Remote sensing applications in crop and animal agriculture
Ce Yang, Brian Steffenson, and David Mulla
This research explores new approaches utilizing unmanned aerial vehicles (UAVs) and advanced remote sensing techniques to improve crop and animal agriculture productivity and sustainability. We’re integrating hyperspectral imaging and novel data analysis with advanced algorithms to solve agricultural challenges like nitrogen management for corn fields, stress detection for wheat/barley disease resistance breeding, and chicken egg gender detection before incubation. The expected output of these remote sensing projects is a systematic solution for agricultural researchers and farmers to better use remote sensing techniques in solving fundamental agricultural problems.
Understanding cereal starch architecture and its relation to functional behavior and impact on human health
George Annor and Jim Anderson
Starch remains a subject of intense scientific scrutiny because of the structural complexity of its molecular make-up, importance in our diet, and impact on human health.
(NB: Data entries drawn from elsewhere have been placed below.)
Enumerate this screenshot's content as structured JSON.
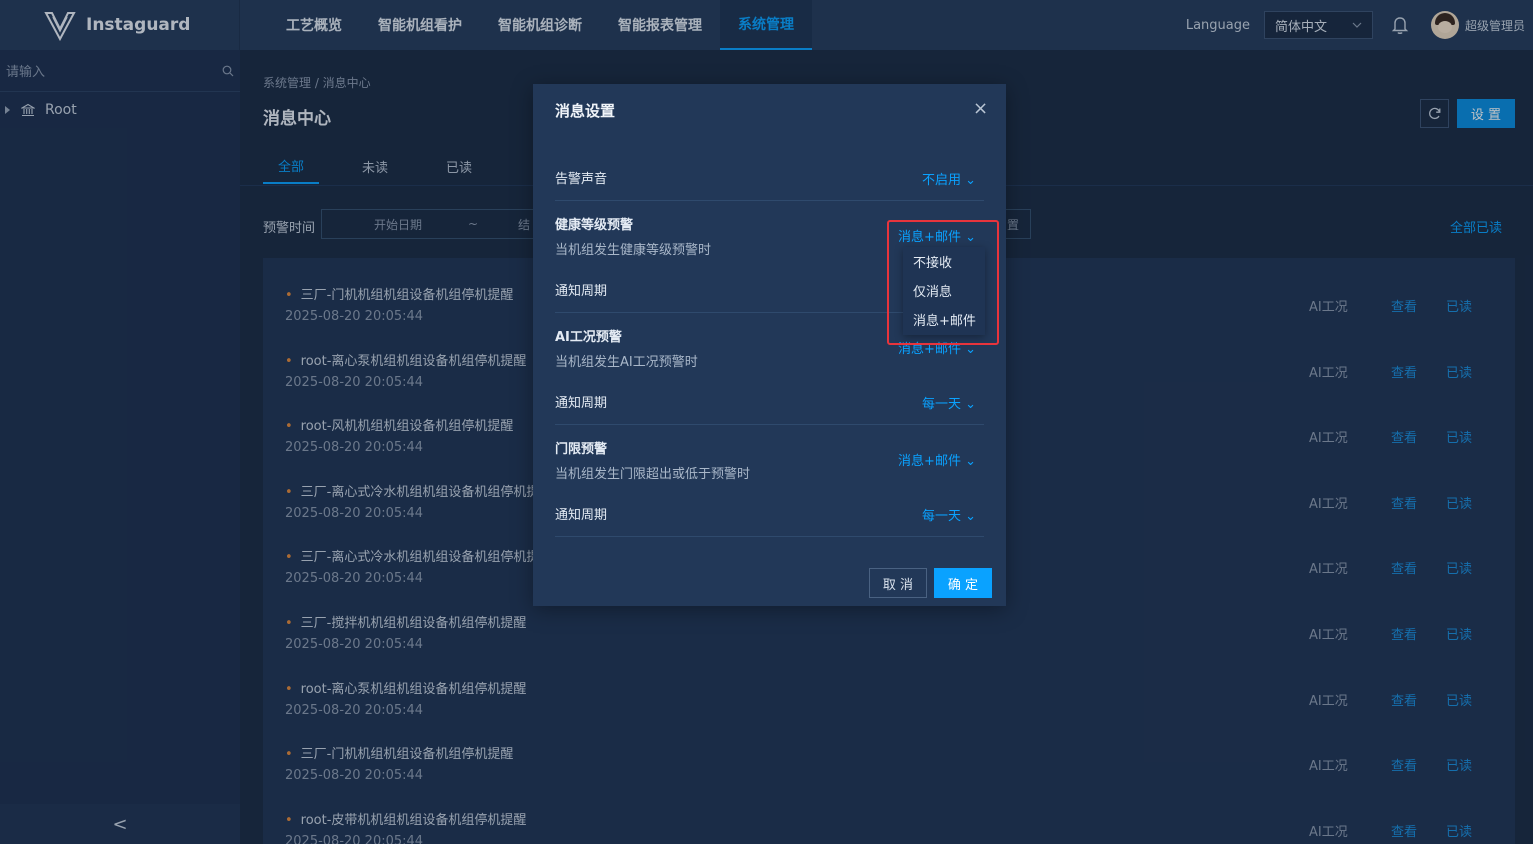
{
  "app": {
    "name": "Instaguard"
  },
  "nav": {
    "items": [
      {
        "label": "工艺概览"
      },
      {
        "label": "智能机组看护"
      },
      {
        "label": "智能机组诊断"
      },
      {
        "label": "智能报表管理"
      },
      {
        "label": "系统管理"
      }
    ],
    "language_label": "Language",
    "language_value": "简体中文",
    "user_name": "超级管理员"
  },
  "sidebar": {
    "search_placeholder": "请输入",
    "tree": [
      {
        "label": "Root"
      }
    ],
    "collapse_glyph": "<"
  },
  "page": {
    "breadcrumb": "系统管理  /  消息中心",
    "title": "消息中心",
    "settings_label": "设 置",
    "tabs": [
      {
        "label": "全部"
      },
      {
        "label": "未读"
      },
      {
        "label": "已读"
      }
    ],
    "filter_label": "预警时间",
    "start_placeholder": "开始日期",
    "range_sep": "~",
    "end_placeholder_partial": "结",
    "reset_partial": "置",
    "all_read_label": "全部已读"
  },
  "messages": [
    {
      "title": "三厂-门机机组机组设备机组停机提醒",
      "time": "2025-08-20 20:05:44",
      "type": "AI工况",
      "view": "查看",
      "read": "已读"
    },
    {
      "title": "root-离心泵机组机组设备机组停机提醒",
      "time": "2025-08-20 20:05:44",
      "type": "AI工况",
      "view": "查看",
      "read": "已读"
    },
    {
      "title": "root-风机机组机组设备机组停机提醒",
      "time": "2025-08-20 20:05:44",
      "type": "AI工况",
      "view": "查看",
      "read": "已读"
    },
    {
      "title": "三厂-离心式冷水机组机组设备机组停机提",
      "time": "2025-08-20 20:05:44",
      "type": "AI工况",
      "view": "查看",
      "read": "已读"
    },
    {
      "title": "三厂-离心式冷水机组机组设备机组停机提",
      "time": "2025-08-20 20:05:44",
      "type": "AI工况",
      "view": "查看",
      "read": "已读"
    },
    {
      "title": "三厂-搅拌机机组机组设备机组停机提醒",
      "time": "2025-08-20 20:05:44",
      "type": "AI工况",
      "view": "查看",
      "read": "已读"
    },
    {
      "title": "root-离心泵机组机组设备机组停机提醒",
      "time": "2025-08-20 20:05:44",
      "type": "AI工况",
      "view": "查看",
      "read": "已读"
    },
    {
      "title": "三厂-门机机组机组设备机组停机提醒",
      "time": "2025-08-20 20:05:44",
      "type": "AI工况",
      "view": "查看",
      "read": "已读"
    },
    {
      "title": "root-皮带机机组机组设备机组停机提醒",
      "time": "2025-08-20 20:05:44",
      "type": "AI工况",
      "view": "查看",
      "read": "已读"
    }
  ],
  "modal": {
    "title": "消息设置",
    "close_glyph": "×",
    "alarm_sound": {
      "label": "告警声音",
      "value": "不启用"
    },
    "health": {
      "label": "健康等级预警",
      "sub": "当机组发生健康等级预警时",
      "value": "消息+邮件",
      "cycle_label": "通知周期"
    },
    "ai": {
      "label": "AI工况预警",
      "sub": "当机组发生AI工况预警时",
      "value": "消息+邮件",
      "cycle_label": "通知周期",
      "cycle_value": "每一天"
    },
    "threshold": {
      "label": "门限预警",
      "sub": "当机组发生门限超出或低于预警时",
      "value": "消息+邮件",
      "cycle_label": "通知周期",
      "cycle_value": "每一天"
    },
    "cancel_label": "取 消",
    "ok_label": "确 定"
  },
  "dropdown": {
    "options": [
      {
        "label": "不接收"
      },
      {
        "label": "仅消息"
      },
      {
        "label": "消息+邮件"
      }
    ]
  },
  "colors": {
    "accent": "#0aa2ff",
    "highlight": "#e8343c",
    "dot": "#e28a3c"
  }
}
Starches from cereals such as corn, wheat, rice and oats have a wide range of applications across various industries in the U.S, mainly due to their different functionalities. Starches from minor cereals such as millet also has the potential to be used in the management of type II diabetes due to their hypoglycemic properties. Understanding the structure of cereal starches is important in the development of new products and understanding their impacts on human health. This research aims to unravel the complex molecular structure of cereal starches from corn, wheat, rice, millet and oats and how this information can be used to explain their varied behaviors in different food systems. This project is also increasing understanding of how cereal starches with different fine structural features can be utilized to manageme conditions like type II diabetes.
Host immunity as a driver of virulence evolution in the cereal rust fungi
The small grain cereal crops of wheat, oats, and barley are important agricultural commodities in the United States and many other countries of the world. Unfortunately, they are attacked by rust diseases caused by the fungal pathogens Puccinia graminis f. sp. tritici (Pgt) (wheat stem rust), P. coronata f. sp. avenae (Pca) (oat crown rust), and Puccinia hordei (Ph) (barley leaf rust). Yield losses due to these rust diseases can exceed 40% during severe epidemics. The deployment of resistant varieties is the most effective means for control of the cereal rust diseases, but the diseases quickly evolve to these new varieties. The overall aim of this research is to determine how host immunity affects virulence evolution in cereal rust fungi. We’re addressing the knowledge gaps related to novel resistance (R) genes and pathogen 'effector' proteins. By increasing understanding of how pathogens and Avr genes evolve, we can help break the “boom and bust” cycle, where newly deployed resistance genes provide protection for only a limited time and are then overcome by newly evolved pathogens.